Carbs and scallions (Scallion Pancakes). A wonderful combination. Add lard to that and it is an even better combination. The 101 Easy Asian recipes is an amazing cookbook. It really has helped me bring more Asian recipes and ingredients into everyday cooking. It takes a lot of traditional Asian recipes and simplifies them; which I appreciate. Now don’t get me wrong I like knowing the traditional way to make them, but I am also a fan of getting the masses to be excited about kimchi and pho, and I think the best way to do that is to make more Asian recipes approachable.
I have been itching to try the scallion pancake recipe in the cookbook. The cookbook’s version called for vegetable shortening. Not a fan. I thought how much better would these taste, if I used lard instead. OMG! Delicious. Crispy, savory, and a wonderful scallion flavor. I also made a dipping sauce that drives the flavor of sesame oil home. I added gochugaru to the dipping sauce because a touch of heat is always a must when eating something crispy and savory.
*These pancakes freeze really well so if you don’t plan on eating all 6, you can wrap them in foil and throw them in the freezer. To heat them up straight from the freezer, place them in a 350° for about 10-15 minutes
- 4 cups all purpose flour, plus additional if needed
- ¼ cup leaf lard (you can use solidified bacon fat here too)
- 1½ cups warm water

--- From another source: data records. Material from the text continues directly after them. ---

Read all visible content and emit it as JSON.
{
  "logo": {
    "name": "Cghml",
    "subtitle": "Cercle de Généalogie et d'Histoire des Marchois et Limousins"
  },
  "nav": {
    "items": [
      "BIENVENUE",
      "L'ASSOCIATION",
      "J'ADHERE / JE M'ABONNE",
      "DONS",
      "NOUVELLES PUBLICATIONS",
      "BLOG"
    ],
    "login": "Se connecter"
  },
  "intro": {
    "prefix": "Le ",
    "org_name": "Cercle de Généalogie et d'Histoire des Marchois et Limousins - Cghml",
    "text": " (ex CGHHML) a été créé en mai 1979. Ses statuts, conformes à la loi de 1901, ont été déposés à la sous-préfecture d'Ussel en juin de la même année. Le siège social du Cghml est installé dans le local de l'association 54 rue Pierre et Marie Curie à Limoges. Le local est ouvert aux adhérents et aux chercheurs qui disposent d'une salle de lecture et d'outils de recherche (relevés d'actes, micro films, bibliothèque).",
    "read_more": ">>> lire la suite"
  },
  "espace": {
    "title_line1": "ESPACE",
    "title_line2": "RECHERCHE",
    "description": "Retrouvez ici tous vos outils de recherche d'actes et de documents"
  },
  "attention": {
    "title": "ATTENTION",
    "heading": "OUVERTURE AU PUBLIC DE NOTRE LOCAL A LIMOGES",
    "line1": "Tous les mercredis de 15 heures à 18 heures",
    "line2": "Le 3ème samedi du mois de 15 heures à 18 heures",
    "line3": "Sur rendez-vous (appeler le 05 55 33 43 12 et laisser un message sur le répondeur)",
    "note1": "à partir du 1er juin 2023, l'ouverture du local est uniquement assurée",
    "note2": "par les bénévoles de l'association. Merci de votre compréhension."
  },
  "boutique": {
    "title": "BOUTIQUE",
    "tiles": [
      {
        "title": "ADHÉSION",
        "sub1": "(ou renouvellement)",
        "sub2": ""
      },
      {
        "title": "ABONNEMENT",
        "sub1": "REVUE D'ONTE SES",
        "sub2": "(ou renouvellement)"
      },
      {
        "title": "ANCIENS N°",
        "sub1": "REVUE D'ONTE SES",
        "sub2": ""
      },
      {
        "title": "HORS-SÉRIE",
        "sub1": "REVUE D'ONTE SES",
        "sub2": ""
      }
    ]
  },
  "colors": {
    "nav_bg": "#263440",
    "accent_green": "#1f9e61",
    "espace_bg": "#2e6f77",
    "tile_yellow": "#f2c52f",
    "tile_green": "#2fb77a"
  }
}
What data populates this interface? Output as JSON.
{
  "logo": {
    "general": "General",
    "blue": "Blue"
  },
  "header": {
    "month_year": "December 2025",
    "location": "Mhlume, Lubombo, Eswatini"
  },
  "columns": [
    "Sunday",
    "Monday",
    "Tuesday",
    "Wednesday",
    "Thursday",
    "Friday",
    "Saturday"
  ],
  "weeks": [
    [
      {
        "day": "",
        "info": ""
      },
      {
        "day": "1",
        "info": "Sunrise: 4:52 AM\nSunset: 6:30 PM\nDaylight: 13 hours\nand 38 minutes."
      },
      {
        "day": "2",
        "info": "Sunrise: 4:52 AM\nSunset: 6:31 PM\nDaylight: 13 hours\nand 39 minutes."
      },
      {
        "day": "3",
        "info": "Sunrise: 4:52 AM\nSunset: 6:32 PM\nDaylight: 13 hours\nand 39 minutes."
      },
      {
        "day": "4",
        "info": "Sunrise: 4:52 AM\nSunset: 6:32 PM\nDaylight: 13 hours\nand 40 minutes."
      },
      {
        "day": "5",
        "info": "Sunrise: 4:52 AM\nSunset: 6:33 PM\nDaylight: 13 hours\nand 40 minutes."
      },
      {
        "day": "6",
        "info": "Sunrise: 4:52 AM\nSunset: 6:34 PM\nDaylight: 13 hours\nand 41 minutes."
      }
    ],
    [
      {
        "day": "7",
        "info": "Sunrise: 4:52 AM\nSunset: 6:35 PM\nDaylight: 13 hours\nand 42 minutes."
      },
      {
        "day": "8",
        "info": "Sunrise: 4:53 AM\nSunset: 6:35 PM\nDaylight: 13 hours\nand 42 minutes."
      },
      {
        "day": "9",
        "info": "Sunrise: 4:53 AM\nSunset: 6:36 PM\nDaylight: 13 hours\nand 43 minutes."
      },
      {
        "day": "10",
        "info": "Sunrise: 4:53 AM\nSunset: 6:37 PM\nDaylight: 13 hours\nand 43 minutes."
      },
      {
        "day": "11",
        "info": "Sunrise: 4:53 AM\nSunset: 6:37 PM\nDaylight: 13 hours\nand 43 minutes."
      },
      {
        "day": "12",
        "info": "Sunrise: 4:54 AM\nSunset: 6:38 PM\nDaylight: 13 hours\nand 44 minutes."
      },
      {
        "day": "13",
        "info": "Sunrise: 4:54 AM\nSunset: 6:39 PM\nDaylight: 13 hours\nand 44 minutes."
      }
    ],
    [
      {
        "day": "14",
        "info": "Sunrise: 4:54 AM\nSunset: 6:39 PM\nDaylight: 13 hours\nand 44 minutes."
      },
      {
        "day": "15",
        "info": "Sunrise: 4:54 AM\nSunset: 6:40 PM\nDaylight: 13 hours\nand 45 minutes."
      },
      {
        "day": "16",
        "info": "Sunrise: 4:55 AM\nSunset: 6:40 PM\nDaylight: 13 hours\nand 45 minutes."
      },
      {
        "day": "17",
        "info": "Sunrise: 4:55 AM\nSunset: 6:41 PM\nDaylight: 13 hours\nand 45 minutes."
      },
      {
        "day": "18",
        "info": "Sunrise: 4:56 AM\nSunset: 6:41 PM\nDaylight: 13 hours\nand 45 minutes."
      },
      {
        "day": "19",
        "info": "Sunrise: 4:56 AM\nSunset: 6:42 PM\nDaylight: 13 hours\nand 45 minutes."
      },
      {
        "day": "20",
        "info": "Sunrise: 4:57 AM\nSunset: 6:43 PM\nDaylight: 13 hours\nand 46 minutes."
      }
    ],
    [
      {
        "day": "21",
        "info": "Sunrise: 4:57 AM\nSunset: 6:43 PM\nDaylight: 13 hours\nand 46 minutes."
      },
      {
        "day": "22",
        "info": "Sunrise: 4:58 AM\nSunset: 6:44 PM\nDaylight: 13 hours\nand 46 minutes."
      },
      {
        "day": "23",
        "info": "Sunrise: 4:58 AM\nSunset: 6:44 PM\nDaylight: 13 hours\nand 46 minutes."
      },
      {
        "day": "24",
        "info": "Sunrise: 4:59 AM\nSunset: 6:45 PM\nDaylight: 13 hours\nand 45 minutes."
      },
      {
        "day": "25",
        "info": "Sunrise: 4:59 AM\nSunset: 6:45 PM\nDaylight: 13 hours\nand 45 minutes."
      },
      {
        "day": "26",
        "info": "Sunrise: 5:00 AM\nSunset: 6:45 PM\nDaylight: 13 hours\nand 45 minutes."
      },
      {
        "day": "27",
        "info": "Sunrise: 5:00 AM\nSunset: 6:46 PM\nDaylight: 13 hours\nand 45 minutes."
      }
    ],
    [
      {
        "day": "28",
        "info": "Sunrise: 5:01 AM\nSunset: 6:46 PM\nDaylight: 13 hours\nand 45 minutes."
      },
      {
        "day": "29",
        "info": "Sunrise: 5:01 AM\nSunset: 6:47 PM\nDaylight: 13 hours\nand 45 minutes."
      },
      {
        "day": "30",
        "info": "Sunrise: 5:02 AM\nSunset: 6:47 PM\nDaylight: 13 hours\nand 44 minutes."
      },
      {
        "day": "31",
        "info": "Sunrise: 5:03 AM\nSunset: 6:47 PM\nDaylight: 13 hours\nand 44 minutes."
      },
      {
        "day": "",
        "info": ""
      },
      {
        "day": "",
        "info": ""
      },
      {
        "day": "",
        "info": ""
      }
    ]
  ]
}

- ⅓ cup water, plus additional if needed
- 2 tsp kosher salt, plus additional
- ½ cup sesame oil
- ¾ cup minced scallions
- neutral flavored oil (canola, grapeseed or peanut oil)
- ½ cup soy sauce
- 3 tbsp rice vinegar
- 1½ tbsp gochugaru flakes
- 2 tbsp sesame oil
- 2 tbsp crushed sesame seeds
- Combine 2 cups of the flour with lard in a stand mixer fitted with a dough hook. Mix on low speed until the fat is dispersed into nickel sized chunks. Pour 1 and ½ cups warm water into the bowl and mix until a stiff dough forms, about 3 minutes. Stop the mixture and add the remaining 2 cups flour, 2 teaspoons kosher salt and ⅓ cup water. Knead on medium speed for 3 minutes. The dough should be smooth and supple and hold a finger print. I made this when it was very humid so I needed to add more flour because the dough was still very wet. If it is too dry, add more water. If you need to add more of either, only add 1-2 tbsp of water or flour at time until it is the supple consistency mentioned earlier. Wrap the dough in plastic wrap and let rest 10 minutes or refrigerate for up to 2 days.
- Unwrap the dough and cut it into 6 equal pieces. Roll the pieces into balls and cover with plastic wrap or a kitchen towel so they don't dry out as you work. Lightly flour your work surface and use a rolling pin to roll one of the balls out into an 8 or 9 inch round. Brush the entire surface generously with sesame oil and sprinkle with 2 tbsp of scallions. Sprinkle with salt. Now roll the dough into a jelly roll log. Form the log into a tight spiral creating a cinnamon roll shape. Tent with plastic wrap and repeat with the remaining dough, sesame oil, scallions and salt until you have made 6 cinnamon rolls. Let them rest for 10 minutes.(At this point they can also be individually wrapped and refrigerated for up to 1 day).
- Now it is time to flatten the cinnamon rolls. Lightly flour your work surface. Make two or three passes with the rolling pin, gently flattening as you go, then turn 90 degrees and repeat. Keep going until it is about 8 inches in diameter.
- Heat ⅛ inch of neutral oil in a large skillet over medium heat. Fry the pancakes about 3 minutes on each side, or until very crisp and golden brown. Cut into wedges and serve hot with the gochugaru dipping sauce.
- In a small bowl, combine the soy sauce, rice vinegar, gochugaru, sesame oil and sesame seeds. Stir to combine.
More Asian inspired recipes can be found here.